Written on the Body is an intensely sensual novel that celebrates the beauty, pain and impermanence of human existence. The narrator has neither name nor gender; the beloved is a married woman. As Winterson chronicles their consuming affair, she compels us to see love stripped of cliché and category, as visceral as blood and organs and as strange as an undiscovered continent.

Editorial Reviews

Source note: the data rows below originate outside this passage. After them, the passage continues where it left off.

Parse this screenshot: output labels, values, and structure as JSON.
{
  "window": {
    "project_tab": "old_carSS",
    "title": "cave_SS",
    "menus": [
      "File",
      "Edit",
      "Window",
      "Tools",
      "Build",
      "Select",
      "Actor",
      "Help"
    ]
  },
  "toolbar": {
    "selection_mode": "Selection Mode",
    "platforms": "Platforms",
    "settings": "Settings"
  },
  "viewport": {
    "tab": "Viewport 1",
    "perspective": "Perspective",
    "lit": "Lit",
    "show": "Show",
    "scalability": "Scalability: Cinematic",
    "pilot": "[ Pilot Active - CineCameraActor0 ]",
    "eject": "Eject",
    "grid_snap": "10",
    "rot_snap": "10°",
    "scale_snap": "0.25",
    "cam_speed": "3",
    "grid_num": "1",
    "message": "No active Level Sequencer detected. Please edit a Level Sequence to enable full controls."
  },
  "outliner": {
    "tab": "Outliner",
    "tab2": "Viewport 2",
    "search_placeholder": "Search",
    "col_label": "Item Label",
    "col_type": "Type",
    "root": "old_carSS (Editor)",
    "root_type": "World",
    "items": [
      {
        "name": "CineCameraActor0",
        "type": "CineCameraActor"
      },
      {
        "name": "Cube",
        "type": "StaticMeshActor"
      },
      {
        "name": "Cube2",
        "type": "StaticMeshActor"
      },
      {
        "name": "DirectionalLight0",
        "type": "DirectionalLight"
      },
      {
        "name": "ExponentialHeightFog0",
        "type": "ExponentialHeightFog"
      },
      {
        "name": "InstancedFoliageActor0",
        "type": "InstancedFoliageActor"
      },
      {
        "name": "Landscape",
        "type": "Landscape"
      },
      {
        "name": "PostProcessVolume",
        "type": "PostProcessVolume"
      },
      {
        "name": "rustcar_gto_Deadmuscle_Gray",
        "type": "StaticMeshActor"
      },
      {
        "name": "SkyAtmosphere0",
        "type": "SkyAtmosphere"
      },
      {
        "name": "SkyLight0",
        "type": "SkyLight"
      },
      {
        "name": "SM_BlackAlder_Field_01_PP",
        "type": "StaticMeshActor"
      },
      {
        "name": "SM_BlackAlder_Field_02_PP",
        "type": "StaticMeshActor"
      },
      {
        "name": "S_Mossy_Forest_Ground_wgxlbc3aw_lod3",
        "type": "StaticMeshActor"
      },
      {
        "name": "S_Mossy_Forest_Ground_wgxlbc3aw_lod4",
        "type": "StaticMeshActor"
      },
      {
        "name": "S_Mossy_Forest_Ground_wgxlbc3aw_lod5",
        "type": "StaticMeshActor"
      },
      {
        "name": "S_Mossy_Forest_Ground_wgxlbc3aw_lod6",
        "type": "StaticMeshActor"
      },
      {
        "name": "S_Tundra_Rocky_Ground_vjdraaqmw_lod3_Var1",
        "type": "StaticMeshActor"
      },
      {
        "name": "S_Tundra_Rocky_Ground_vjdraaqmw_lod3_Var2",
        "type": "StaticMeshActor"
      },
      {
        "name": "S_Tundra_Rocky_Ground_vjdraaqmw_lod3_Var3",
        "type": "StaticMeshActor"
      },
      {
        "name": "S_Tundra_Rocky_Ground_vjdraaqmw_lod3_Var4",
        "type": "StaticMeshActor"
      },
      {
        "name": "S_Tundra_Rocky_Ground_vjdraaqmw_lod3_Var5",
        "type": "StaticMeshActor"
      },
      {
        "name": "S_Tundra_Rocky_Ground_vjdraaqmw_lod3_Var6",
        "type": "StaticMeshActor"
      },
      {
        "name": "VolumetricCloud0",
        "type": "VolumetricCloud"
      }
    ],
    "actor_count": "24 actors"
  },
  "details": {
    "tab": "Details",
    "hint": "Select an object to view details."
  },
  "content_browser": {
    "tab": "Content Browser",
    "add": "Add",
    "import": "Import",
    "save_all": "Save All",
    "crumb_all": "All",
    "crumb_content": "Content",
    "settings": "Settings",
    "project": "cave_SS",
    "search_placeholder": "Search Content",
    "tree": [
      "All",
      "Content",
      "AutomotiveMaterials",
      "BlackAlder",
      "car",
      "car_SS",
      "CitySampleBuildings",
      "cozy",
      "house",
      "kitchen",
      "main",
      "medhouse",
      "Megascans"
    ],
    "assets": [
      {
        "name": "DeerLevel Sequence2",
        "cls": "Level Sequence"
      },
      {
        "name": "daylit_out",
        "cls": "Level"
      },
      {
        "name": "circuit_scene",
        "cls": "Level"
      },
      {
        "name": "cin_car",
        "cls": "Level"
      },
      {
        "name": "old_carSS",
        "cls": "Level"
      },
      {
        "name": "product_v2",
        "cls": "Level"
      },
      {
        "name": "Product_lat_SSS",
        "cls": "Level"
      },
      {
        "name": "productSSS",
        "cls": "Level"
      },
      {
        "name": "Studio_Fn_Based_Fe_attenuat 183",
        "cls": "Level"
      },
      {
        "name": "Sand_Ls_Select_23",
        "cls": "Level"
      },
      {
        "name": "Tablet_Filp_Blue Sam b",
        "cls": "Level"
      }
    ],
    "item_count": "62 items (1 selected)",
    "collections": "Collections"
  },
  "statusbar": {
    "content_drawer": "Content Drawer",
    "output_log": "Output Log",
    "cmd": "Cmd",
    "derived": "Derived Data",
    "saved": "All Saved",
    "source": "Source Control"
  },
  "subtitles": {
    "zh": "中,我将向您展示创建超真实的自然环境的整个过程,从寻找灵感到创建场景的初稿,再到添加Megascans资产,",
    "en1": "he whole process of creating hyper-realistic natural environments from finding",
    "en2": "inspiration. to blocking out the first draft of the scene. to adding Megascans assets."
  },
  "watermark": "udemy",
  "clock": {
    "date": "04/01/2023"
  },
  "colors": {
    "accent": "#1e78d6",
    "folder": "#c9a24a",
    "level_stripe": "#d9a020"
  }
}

"Winterson displays awe-inspiring control over her materials - over language - and a gift for the most searing insights into human nature." The Globe and Mail"Fun, challenging, often astonishing." The Toronto Star"Overall, the novel is a cleverly worked and lively meditation on finding love and being lovers, a book that leaves out neither the glory nor the limitations." The Kingston Whig-Standard"More immediate and more accessible than anything Winterson has written before. The simple elegance of Written on the Body becomes the author's already impressive oeuvre wonderfully well." Calgary Herald"Boldly explores that elusive language of love with characteristic versatility, wit and precision." The Gazette"A gorgeous, intensely sensual novel that celebrates the most inescapable fact of human existence in all its beauty, pain and impermanence." The Vancouver Sun"Winterson's writing, with all its vivid detail, startling intensity and aching intimacy, leaves an indelible impression." Now "As well written as it is intelligent, as funny as it is compelling." Xtra!"A hymn of praise to erotic passion...the book has an unforgettable virtuosity. Winterson is an exciting writer. She has literary talent of a high order." Victoria Glendinning, Vogue, UK"An ambitious work, at once a love story and a philosophical meditation...a work that is consistently revelatory about the phenomenon of love. Winterson has been compared to an unlikely pantheon of literary figures from Flannery O'Connor through Gabriel García Márquez...The hyperbole seems not only imprecise; it obscures the originality of her voice, her distinctive mix of romanticism and irony, erudition and passion." New York Times Book Review"A comedy that delves deeply into our most sacred desires. A tragedy that reads like a playful narrative." San Francisco Chronicle"The best evidence yet to [support] Gore Vidal's oft-quoted declaration that Winterson is 'the most interesting young writer I have read in twenty years'. She has once again proved to be a storyteller of compelling interest and exceptional grace." The Atlantic"Moving and compassionate, a love letter as much as a love story." Harper's Bazaar"The most highly esteemed writer of her generation." The Guardian"Many consider her to be the best living writer in this language....In her hands, words are fluid, radiant, humming." The Evening Standard"Often very funny, like a stand-up comic turn...Winterson, with characteristic and endearing effrontery, wants to take all the tired old language and make it new." —The Observer (UK)